HOW TO COMPLETE THIS TASK - Repeat each record exactly. Any picture gets left out.

RECORDS SHOWN -
────────
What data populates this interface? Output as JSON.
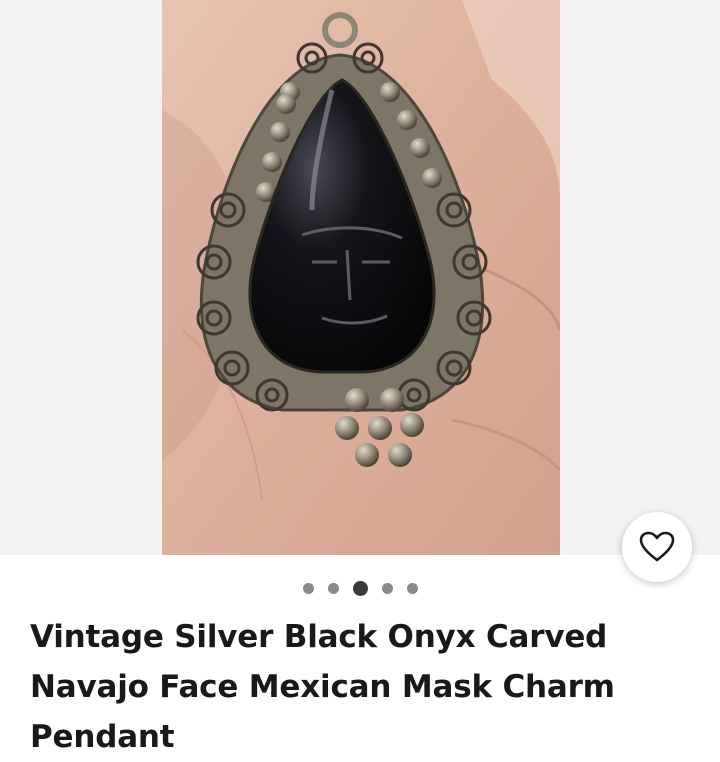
{
  "listing": {
    "title": "Vintage Silver Black Onyx Carved Navajo Face Mexican Mask Charm Pendant"
  },
  "gallery": {
    "image_subject": "silver-black-onyx-pendant-photo",
    "total_images": 5,
    "active_index": 3
  },
  "actions": {
    "favorite_icon": "heart-outline-icon"
  },
  "colors": {
    "page_background": "#ffffff",
    "gallery_background": "#f2f2f2",
    "title_text": "#191919",
    "dot_inactive": "#8a8a8a",
    "dot_active": "#3a3a3a"
  }
}
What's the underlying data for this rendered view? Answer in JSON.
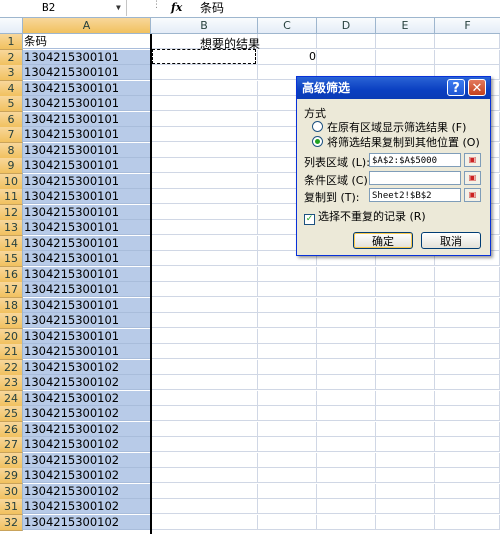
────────
EXERCISE OUTPUT -
What data populates this interface? Output as JSON.
{
  "listing": {
    "title": "Vintage Silver Black Onyx Carved Navajo Face Mexican Mask Charm Pendant"
  },
  "gallery": {
    "image_subject": "silver-black-onyx-pendant-photo",
    "total_images": 5,
    "active_index": 3
  },
  "actions": {
    "favorite_icon": "heart-outline-icon"
  },
  "colors": {
    "page_background": "#ffffff",
    "gallery_background": "#f2f2f2",
    "title_text": "#191919",
    "dot_inactive": "#8a8a8a",
    "dot_active": "#3a3a3a"
  }
}
What's the underlying data for this rendered view? Answer in JSON.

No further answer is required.